The challenge of course with people as they age they lack the energy to follow through with the government to get it to execute what you’re trying to do, but I see absolutely no issue there at all.

Ford did mention a zero-sum game, and that’s something you all ought to think about. Because there is a tendency on these issues to cast them as zero-sum games. I truly believe it’s the role of the diplomat to create win-win solutions. If you frame any issue as win-loss, whoever the loser is is not going to buy in. And it’s the responsibility of the diplomat to create win-win situations and with most of these there is a way forward on that with more seasoned diplomacy.

How far can the Saudis go away? They can go as far as they want to, but I think we sometimes think, take things out of context. If you look at Prince Bandar’s comments, he was narrowly focused on an issue, which was the training of an Arab force. And that was the context that apparently he was – it was written that he spoke to Western diplomats.

I come to find out that this was reported third-hand and he’s backed away from that, but he was not making a grandiose statement about the U.S.-Saudi relationship as much as he was, how does he go about forming this Arab force for Syria, which is undefined in its size and scope and a lot of other things.

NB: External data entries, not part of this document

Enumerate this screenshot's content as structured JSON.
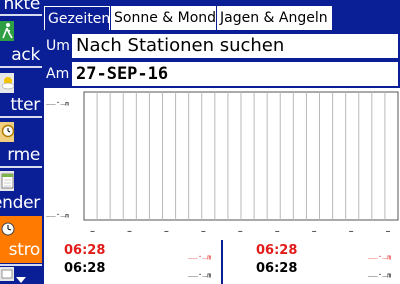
{
  "sidebar": {
    "items": [
      {
        "label": "nkte",
        "icon": "partial-icon"
      },
      {
        "label": "ack",
        "icon": "hiker-icon"
      },
      {
        "label": "tter",
        "icon": "weather-icon"
      },
      {
        "label": "rme",
        "icon": "alarm-clock-icon"
      },
      {
        "label": "ender",
        "icon": "calendar-icon"
      },
      {
        "label": "stro",
        "icon": "astro-clock-icon",
        "active": true
      }
    ],
    "active_color": "#ff7a00"
  },
  "tabs": [
    {
      "label": "Gezeiten",
      "active": true
    },
    {
      "label": "Sonne & Mond",
      "active": false
    },
    {
      "label": "Jagen & Angeln",
      "active": false
    }
  ],
  "location": {
    "label": "Um",
    "value": "Nach Stationen suchen"
  },
  "date": {
    "label": "Am",
    "value": "27-SEP-16"
  },
  "graph": {
    "y_top_label": "__._",
    "y_bottom_label": "__._",
    "y_unit": "m",
    "x_tick_marks": [
      "–",
      "–",
      "–",
      "–",
      "–",
      "–",
      "–",
      "–",
      "–"
    ]
  },
  "bottom": {
    "columns": [
      {
        "time_red": "06:28",
        "value_red": "__._",
        "unit_red": "m",
        "time_black": "06:28",
        "value_black": "__._",
        "unit_black": "m"
      },
      {
        "time_red": "06:28",
        "value_red": "__._",
        "unit_red": "m",
        "time_black": "06:28",
        "value_black": "__._",
        "unit_black": "m"
      }
    ]
  },
  "colors": {
    "background": "#0a1e96",
    "red": "#e21b1b",
    "white": "#ffffff"
  }
}
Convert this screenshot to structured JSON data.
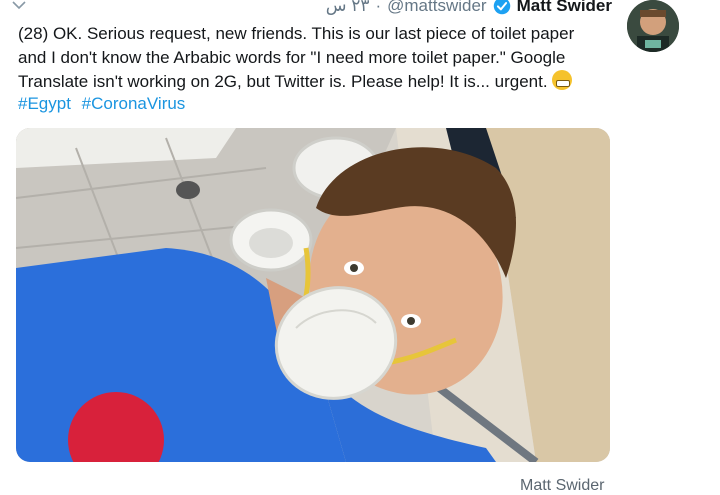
{
  "tweet": {
    "display_name": "Matt Swider",
    "handle": "@mattswider",
    "time": "٢٣ س",
    "separator": "·",
    "text_lines": [
      "(28) OK. Serious request, new friends. This is our last piece of toilet paper",
      "and I don't know the Arbabic words for \"I need more toilet paper.\" Google",
      "Translate isn't working on 2G, but Twitter is. Please help! It is... urgent."
    ],
    "hashtags": [
      "#Egypt",
      "#CoronaVirus"
    ]
  },
  "media": {
    "credit": "Matt Swider"
  },
  "icons": {
    "verified": "verified-badge-icon",
    "menu": "chevron-down-icon",
    "emoji": "grimacing-face-emoji"
  },
  "colors": {
    "link": "#1b95e0",
    "verified": "#1da1f2",
    "muted": "#657786"
  }
}
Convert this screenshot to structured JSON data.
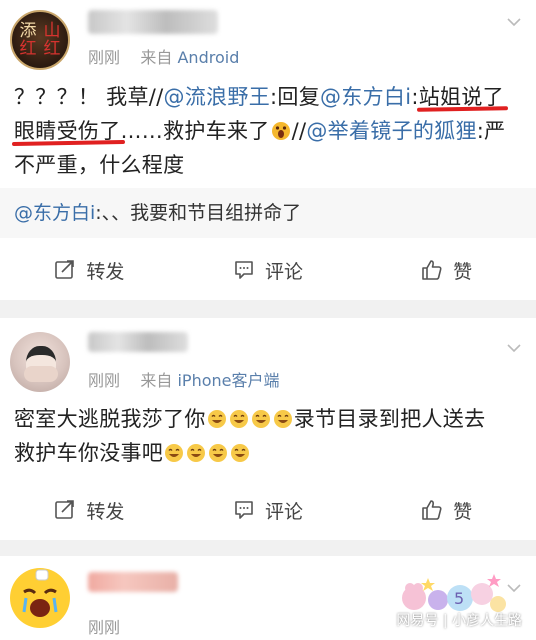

So it’s not a question how far can they go, it’s a question of how far will they go, and at the end of the day both of our countries are going to default to national interests.

And I would argue that in terms of national interest we are much more aligned on those interests and objectives. Now, the tactics of how to get there we will often disagree. But Prince Saud said during Secretary Kerry’s visit, this is a relationship where we have to be honest, and that’s what they tend to do.



Ambassador James B. Smith Ambassador (Ret.) James B. Smith

Ambassador James B. Smith served as the U.S. Ambassador to the Kingdom of Saudi Arabia from September 2009 through September 2013. As Ambassador to Saudi Arabia, he helped to strengthen U.S.-Saudi Arabian business relations across all sectors, which resulted in nearly 400 U.S. companies exporting to the Kingdom for the first time and a doubling of non-defense U.S. exports to the Kingdom during his term. Prior to his appointment, Ambassador Smith had served in a variety of executive positions with Raytheon Company involving corporate strategic planning, aircraft manufacturing, and international business development.


Ambassador Ford M. Fraker Ambassador (Ret.) Ford M. Fraker

Ambassador Ford M. Fraker served as U.S. Ambassador to the Kingdom of Saudi Arabia from April 2007 to April 2009, spanning both the George W. Bush and Barack H. Obama administrations. He has more than 30 years of experience in banking, finance, and investment in the Middle East. Ambassador Fraker currently serves as Senior Advisor to Trinity Group Limited and as a member of the Middle East Advisory Board of the Royal Bank of Scotland. He was formerly Senior Advisor to Kohlberg Kravis Roberts & Co (KKR) and Chairman, KKR Middle East and North Africa.


Dr. John Duke Anthony Dr. John Duke Anthony

Dr. John Duke Anthony is the Founding President and Chief Executive Officer of the National Council on U.S.-Arab Relations, and currently serves on the United States Department of State Advisory Committee on International Economic Policy and its subcommittee on Sanctions. On June 22, 2000, on occasion of his first official state visit to the United States since succeeding his late father, H.M. King Muhammad VI of Morocco knighted Dr. Anthony, bestowing upon him the Medal of the Order of Ouissam Alaouite, the nation of Morocco’s highest award for excellence. Dr. Anthony is the only American to have been invited to each of the Gulf Cooperation Council’s Ministerial and Heads of State Summits since the GCC’s inception in 1981.

Transcript by Patrick W. Ryan &